The shutdown of over 50 percent of all miners of a cryptocurrency that is susceptible to a 51 percent attack sounds threatening. Indeed, this threat persisted for years; For some time now, well over half of the world’s miners have been in China.In mid-2020, according to the latest study by Statista, there were a good two out of three miners in the Bitcoin network. That is more than enough to control the Bitcoin blockchain and thus the cryptocurrency both in the short term and permanently.

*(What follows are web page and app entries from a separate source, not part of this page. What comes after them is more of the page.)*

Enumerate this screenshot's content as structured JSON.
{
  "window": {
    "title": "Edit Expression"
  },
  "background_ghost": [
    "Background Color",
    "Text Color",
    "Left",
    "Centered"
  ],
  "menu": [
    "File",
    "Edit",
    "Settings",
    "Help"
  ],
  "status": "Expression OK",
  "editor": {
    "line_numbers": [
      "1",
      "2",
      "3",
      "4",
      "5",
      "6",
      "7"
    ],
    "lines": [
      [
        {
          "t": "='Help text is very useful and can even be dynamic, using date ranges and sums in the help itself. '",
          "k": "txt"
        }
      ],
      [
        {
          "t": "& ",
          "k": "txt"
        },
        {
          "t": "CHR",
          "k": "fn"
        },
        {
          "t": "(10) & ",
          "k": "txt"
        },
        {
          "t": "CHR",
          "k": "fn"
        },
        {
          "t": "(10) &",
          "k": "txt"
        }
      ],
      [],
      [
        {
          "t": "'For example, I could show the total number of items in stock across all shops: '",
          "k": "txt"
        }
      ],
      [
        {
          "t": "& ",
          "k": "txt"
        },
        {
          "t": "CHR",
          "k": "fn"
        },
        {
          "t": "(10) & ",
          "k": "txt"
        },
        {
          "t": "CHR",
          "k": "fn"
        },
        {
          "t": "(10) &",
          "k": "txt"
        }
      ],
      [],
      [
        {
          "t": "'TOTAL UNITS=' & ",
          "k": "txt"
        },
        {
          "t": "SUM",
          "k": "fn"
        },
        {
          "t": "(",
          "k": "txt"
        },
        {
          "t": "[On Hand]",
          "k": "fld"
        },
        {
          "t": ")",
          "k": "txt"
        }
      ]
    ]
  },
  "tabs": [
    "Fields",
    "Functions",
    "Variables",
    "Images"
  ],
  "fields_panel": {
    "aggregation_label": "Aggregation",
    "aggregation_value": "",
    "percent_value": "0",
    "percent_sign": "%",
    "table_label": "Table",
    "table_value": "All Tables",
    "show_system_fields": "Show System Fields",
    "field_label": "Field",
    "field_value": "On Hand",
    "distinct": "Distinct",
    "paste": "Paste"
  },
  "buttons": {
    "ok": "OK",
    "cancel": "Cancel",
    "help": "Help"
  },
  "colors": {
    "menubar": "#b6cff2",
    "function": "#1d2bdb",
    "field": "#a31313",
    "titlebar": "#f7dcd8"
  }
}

In fact, control over a little more than 50 percent of the global hash power is sufficient for a so-called 51 percent attack. An attacker exploits the fact that the Bitcoin blockchain is only a backward-linked list, i.e. it cannot be determined on the basis of the blockchain whether there are already newer blocks with transactions that are not yet known. Therefore, a miner distributes a newly found block as quickly as possible to the Bitcoin nodes, which distribute it to other nodes, miners and of course the users’ Bitcoin clients worldwide.
It takes a few seconds to minutes until a new block is propagated over the Bitcoin network – in which another miner can create a competing block and propagate it in turn. Then there are two different but valid versions of the blockchain, a so-called fork has been created. Bitcoin inventor Satoshi Nakamoto foresaw this problem and therefore determined that only the longest blockchain would apply. So it depends on which variant the next blocks were generated for – at some point a blockchain will be longer and the other variant will be discarded.
So that such forks do not occur too often and miners find new blocks faster than they can be propagated in the Bitcoin network, the so-called difficulty is adjusted every two weeks (more precisely: every 2016 blocks) so that it is on average It takes ten minutes for the first miner to put together a new block.
In order to control the Bitcoin blockchain, an attacker needs so much computing power that he can generate new blocks faster than the rest of the world – i.e. more than 50 percent of the computing power available in the Bitcoin network. This can then be used, for example, to block trading in the cryptocurrency, which makes it worthless by simply creating empty blocks without transactions. Or you are working on a variant of the blockchain that undoes a larger sale of bitcoins – with which you then own both the sales proceeds and the bitcoins.